State Representative Rahn Mayo is looking to expand Georgia's laws against distracted driving. A measure he has introduced would allow drivers at the wheel of any vehicle to chat on their cellphones only if they have hands-free capability.
It's the third time he has put the bill before lawmakers. The question that some are asking is whether the third time will be the charm.
The issue of distracted driving has been high on the political agenda for years already. There seems to be general consensus across the nation that distracted driving is worth of attention. Here, the Governor's Office of Highway Safety acknowledges that distraction is a major factor in many crashes and cellphone conversations and texting are among the most common forms of distraction.
Still, there is a great deal of disparity about how to address the matter. As a result of the inconsistency, the process of establishing the full value of compensation due when accidents that result in injury or death occur can be difficult in some cases. To be confident about what recovery might be required, an attorney's help should always be sought.
Georgia law already prohibits anyone under the age of 18 from using cellphones in any way while driving. Talking and texting are banned for those drivers. Texting is prohibited for all drivers. But the use of hand-held cellphones for conversation is legal.
That could change if Mayo's bill is enacted. But if the reaction from at least one representative is any gauge, it appears the measure may face an uphill battle. Rep. Chuck Martin says current law is sufficient.

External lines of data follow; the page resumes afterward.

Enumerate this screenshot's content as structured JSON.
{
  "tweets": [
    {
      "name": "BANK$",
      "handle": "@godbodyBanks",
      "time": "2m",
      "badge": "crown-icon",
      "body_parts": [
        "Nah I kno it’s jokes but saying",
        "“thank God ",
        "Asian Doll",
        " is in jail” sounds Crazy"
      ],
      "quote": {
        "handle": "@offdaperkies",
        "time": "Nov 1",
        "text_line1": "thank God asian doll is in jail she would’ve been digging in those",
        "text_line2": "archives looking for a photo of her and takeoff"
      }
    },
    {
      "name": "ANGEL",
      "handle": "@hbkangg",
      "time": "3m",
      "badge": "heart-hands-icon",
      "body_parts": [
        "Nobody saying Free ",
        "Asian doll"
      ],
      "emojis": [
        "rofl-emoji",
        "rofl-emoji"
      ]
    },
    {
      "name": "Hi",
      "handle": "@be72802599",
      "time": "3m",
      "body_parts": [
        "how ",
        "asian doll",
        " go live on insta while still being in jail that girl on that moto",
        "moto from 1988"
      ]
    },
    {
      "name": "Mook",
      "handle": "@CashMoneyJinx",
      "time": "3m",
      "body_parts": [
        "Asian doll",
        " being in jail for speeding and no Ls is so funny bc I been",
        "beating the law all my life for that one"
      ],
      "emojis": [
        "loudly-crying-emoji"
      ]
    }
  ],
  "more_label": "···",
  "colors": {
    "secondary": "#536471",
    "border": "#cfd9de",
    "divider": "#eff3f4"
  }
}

Violation of the hands-free bill would allow drivers to be fined $150.
Source: WGCL-TV, "Georgia lawmaker proposes hands-free devices bill for third time," Sharita Erves and Rodney Harris, Jan. 13, 2015